Minimalist belief: Corresponding to the idea of ratio in medieval philosophy, the minimalist is a skeptic who accepts the least amount needed to survive. Minimalism holds on to Occam’s razor or any of its variants. In epistemology, it has converged upon science. In morality, it tends toward some form of utilitarianism. Its most precise manifestation is as Computational Statistics, where we see clearly the inevitability of our dependence on assumptions – how do we decide whether a model is more or less complex? Minimalism consumes vision, and too often we dismiss vision that isn’t of immediate use to minimalism as being of no use at all. This is especially true today, when we are drunk on the recent and important successes of science. With minimalism, we maximize are ability to anticipate the world, and therefore are ability fulfill desire. But our desires will be quite bland if accurate predictions is all we let our imaginations keep. Even if one does believe that ultimately the only valid form of belief is minimalist, the history of science demonstrates that the most radical progress in science has often relied on beliefs that were for decades, centuries, or millennia not empirically grounded but mere speculation – mere vision. Perhaps the most disconcerting for such dogmatists is the cascade of influences that leaves Bacon and Descartes in Homer’s debt. Anyone dedicated to the long-term success of science must be committed to the present endorsement of non-scientific beliefs.

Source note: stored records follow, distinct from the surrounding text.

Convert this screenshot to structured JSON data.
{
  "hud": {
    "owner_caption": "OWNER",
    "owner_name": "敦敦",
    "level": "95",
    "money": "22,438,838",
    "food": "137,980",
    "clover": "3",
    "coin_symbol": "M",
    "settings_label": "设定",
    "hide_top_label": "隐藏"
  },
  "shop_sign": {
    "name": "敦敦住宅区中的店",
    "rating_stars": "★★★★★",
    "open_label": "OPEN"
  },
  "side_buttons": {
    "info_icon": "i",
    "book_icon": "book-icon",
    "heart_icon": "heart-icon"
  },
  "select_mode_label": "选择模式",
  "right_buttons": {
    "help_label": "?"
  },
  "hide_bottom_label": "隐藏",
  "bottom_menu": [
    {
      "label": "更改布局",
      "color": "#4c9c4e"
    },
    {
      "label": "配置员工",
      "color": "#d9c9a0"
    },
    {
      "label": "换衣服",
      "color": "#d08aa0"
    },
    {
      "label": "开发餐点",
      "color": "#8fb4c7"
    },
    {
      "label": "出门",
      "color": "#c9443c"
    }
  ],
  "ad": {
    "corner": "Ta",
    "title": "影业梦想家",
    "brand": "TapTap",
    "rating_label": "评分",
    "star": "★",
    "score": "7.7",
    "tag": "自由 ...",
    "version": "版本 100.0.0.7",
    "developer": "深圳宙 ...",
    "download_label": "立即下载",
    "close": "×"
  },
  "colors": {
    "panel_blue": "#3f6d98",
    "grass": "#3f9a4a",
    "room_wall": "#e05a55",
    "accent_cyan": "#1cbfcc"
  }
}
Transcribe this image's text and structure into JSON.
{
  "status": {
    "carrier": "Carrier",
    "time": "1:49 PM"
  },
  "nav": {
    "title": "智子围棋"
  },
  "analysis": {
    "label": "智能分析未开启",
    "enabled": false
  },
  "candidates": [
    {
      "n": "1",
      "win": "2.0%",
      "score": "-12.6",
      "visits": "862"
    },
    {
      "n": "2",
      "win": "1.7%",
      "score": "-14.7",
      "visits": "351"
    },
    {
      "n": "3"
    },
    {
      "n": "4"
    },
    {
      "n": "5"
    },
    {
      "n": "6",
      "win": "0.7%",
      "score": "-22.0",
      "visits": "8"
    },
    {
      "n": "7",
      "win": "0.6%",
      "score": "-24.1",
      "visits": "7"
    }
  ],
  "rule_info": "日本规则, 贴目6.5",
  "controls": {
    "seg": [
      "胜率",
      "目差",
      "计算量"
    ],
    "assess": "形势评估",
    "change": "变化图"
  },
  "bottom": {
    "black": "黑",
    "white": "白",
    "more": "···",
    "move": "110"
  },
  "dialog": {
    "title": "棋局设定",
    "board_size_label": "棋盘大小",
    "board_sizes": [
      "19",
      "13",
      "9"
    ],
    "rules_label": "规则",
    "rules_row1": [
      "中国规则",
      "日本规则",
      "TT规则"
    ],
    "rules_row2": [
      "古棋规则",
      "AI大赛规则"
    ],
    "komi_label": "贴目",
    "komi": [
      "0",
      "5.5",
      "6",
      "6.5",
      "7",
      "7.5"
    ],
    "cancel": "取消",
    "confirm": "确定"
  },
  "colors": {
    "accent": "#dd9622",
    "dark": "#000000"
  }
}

Pluralistic belief: If minimalism is a kind of intersection operator, then pluralism is a union operator. The pluralist struggles to make our diversity of beliefs mutually intelligible and appreciable. The constant danger is that the possibility for authentic experiences of different beliefs will disappear when they come in contact with each other, and more frightening still, we won’t even realize this has happened. Some (like Richard Rorty) believe this necessarily will happen; vocabularies are either identical or incompatible. I’m far more optimistic, and that is precisely the position I’m trying to argue against. Pluralism is what all historians and critics must fight for. To the extent that there is an allegiance to a particular vision, the critic’s work is reduced to propaganda or mimesis. In the Common Era, what wonderful cultural innovation has come about by the constant variety of attempts to synthesis different aspects of the very different Greek and Hebrew traditions. And again, a pluralistic attitude is often what a science needs to progress, as when a problem is ultimately resolved not by choosing between two competing models but discovering some way of framing them in a compatible way.

If we’re convinced of the importance of a diversity of beliefs, the question that remains is what should our attitude be toward someone who disagrees with us. Among our many options are friendly competition, moral outrage, and avoidance. The answer will depend on the domain and our objectives. Certainly (certainly), we will need to begin from a basic set of universal ethical principles in order for culture to thrive. This is analogous to certain constants in the environment of all life forms – the same earth going around the same sun in the same way, year after year.